= REQUIRED ACTION =
Pull each line containing "title" out of the data and copy it.

Dataset rows describing interfaces
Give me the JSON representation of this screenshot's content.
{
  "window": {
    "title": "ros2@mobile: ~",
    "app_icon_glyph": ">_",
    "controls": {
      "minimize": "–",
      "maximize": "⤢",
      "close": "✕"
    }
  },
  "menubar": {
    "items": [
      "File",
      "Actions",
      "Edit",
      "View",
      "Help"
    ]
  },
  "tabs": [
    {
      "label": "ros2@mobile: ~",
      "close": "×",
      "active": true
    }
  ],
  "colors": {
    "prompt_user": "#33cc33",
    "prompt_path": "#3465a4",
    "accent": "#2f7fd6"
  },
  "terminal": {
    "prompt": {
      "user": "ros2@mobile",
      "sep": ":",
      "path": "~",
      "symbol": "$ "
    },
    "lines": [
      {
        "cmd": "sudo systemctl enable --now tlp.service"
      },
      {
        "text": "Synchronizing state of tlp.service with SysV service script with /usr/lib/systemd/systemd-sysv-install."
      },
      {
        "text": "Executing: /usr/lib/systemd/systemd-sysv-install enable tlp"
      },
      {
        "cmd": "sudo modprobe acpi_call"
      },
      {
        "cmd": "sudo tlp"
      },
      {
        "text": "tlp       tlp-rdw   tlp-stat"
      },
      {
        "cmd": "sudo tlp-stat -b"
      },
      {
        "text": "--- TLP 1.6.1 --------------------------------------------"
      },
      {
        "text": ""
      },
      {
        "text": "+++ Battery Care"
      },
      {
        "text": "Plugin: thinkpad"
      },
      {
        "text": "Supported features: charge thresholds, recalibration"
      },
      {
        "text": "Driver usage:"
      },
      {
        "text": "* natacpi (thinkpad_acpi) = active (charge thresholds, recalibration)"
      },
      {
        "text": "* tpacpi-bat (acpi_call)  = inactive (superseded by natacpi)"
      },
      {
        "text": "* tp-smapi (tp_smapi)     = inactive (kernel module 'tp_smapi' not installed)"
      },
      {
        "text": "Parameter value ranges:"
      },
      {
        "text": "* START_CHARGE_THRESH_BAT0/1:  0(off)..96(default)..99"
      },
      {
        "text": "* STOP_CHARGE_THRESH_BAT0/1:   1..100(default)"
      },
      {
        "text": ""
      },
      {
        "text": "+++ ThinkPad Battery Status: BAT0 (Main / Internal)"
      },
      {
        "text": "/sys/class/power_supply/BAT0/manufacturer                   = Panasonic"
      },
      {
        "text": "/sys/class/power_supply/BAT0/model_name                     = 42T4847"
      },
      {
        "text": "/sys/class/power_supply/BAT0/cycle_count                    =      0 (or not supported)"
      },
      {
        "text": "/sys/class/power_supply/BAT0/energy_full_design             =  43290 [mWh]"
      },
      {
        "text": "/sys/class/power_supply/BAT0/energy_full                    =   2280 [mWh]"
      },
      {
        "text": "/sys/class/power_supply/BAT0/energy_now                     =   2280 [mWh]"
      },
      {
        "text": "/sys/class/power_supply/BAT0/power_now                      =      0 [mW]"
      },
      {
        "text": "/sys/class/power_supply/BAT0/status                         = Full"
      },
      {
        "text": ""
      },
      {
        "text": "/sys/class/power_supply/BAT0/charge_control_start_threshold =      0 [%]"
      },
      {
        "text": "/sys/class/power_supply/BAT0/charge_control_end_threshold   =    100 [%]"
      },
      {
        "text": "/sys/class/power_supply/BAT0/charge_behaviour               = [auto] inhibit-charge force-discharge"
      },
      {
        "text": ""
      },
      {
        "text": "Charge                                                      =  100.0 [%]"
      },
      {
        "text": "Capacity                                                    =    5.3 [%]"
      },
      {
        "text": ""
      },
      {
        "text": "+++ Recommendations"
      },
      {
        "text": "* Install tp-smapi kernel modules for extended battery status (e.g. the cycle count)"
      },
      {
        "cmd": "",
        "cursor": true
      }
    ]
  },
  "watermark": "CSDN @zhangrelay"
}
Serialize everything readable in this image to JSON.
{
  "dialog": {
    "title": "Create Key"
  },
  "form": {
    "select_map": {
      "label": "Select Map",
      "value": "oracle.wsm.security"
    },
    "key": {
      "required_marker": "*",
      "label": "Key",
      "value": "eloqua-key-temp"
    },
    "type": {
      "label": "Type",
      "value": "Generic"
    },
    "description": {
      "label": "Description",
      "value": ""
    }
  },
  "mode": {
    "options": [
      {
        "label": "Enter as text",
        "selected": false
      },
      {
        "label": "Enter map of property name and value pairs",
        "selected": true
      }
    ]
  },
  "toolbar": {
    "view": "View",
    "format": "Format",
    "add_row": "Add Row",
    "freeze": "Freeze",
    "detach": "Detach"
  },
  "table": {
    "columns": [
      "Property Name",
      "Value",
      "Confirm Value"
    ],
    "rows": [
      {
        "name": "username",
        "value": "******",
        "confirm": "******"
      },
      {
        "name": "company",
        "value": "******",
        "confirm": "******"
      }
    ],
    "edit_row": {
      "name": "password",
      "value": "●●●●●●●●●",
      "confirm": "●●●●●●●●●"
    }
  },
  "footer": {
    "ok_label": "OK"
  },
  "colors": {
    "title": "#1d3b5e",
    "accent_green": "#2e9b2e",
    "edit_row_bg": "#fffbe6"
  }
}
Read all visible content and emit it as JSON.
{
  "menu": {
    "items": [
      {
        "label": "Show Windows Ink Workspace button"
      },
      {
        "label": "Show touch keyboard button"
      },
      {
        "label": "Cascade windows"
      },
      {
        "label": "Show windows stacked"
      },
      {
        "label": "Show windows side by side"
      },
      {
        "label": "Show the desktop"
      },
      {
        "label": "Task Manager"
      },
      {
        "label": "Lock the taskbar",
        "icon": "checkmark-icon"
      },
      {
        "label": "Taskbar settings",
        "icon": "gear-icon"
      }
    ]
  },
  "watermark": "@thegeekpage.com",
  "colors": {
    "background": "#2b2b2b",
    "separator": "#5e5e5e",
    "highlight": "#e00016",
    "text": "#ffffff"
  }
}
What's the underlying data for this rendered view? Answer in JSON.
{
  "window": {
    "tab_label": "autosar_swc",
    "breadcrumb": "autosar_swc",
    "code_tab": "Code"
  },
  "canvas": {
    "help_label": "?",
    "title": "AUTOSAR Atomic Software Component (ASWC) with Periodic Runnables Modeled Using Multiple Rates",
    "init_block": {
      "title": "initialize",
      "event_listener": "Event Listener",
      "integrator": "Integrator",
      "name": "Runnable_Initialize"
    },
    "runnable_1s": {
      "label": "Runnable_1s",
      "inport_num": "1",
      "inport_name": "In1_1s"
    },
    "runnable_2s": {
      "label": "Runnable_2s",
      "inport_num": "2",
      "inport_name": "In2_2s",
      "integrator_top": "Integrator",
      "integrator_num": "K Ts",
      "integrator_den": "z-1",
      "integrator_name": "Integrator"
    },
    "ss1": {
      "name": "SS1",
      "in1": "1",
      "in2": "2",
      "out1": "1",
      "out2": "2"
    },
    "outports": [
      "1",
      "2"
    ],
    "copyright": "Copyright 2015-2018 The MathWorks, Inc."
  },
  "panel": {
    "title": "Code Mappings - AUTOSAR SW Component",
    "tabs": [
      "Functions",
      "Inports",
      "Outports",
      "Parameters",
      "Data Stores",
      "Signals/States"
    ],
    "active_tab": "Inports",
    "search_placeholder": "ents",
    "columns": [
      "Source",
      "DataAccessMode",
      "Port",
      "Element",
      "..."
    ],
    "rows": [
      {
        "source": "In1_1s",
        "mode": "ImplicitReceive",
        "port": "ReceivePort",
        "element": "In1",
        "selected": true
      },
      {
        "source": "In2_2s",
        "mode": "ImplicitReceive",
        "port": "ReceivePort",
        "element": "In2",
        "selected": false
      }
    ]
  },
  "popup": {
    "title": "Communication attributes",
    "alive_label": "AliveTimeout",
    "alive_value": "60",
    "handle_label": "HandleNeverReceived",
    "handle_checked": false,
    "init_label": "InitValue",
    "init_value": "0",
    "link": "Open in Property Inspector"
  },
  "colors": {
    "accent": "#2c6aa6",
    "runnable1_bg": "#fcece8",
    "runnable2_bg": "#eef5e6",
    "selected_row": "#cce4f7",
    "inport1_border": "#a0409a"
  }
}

= WRITTEN SOLUTION =
    "title": "ros2@mobile: ~",
    "title": "Create Key"
    "title": "#1d3b5e",
    "title": "AUTOSAR Atomic Software Component (ASWC) with Periodic Runnables Modeled Using Multiple Rates",
      "title": "initialize",
    "title": "Code Mappings - AUTOSAR SW Component",
    "title": "Communication attributes",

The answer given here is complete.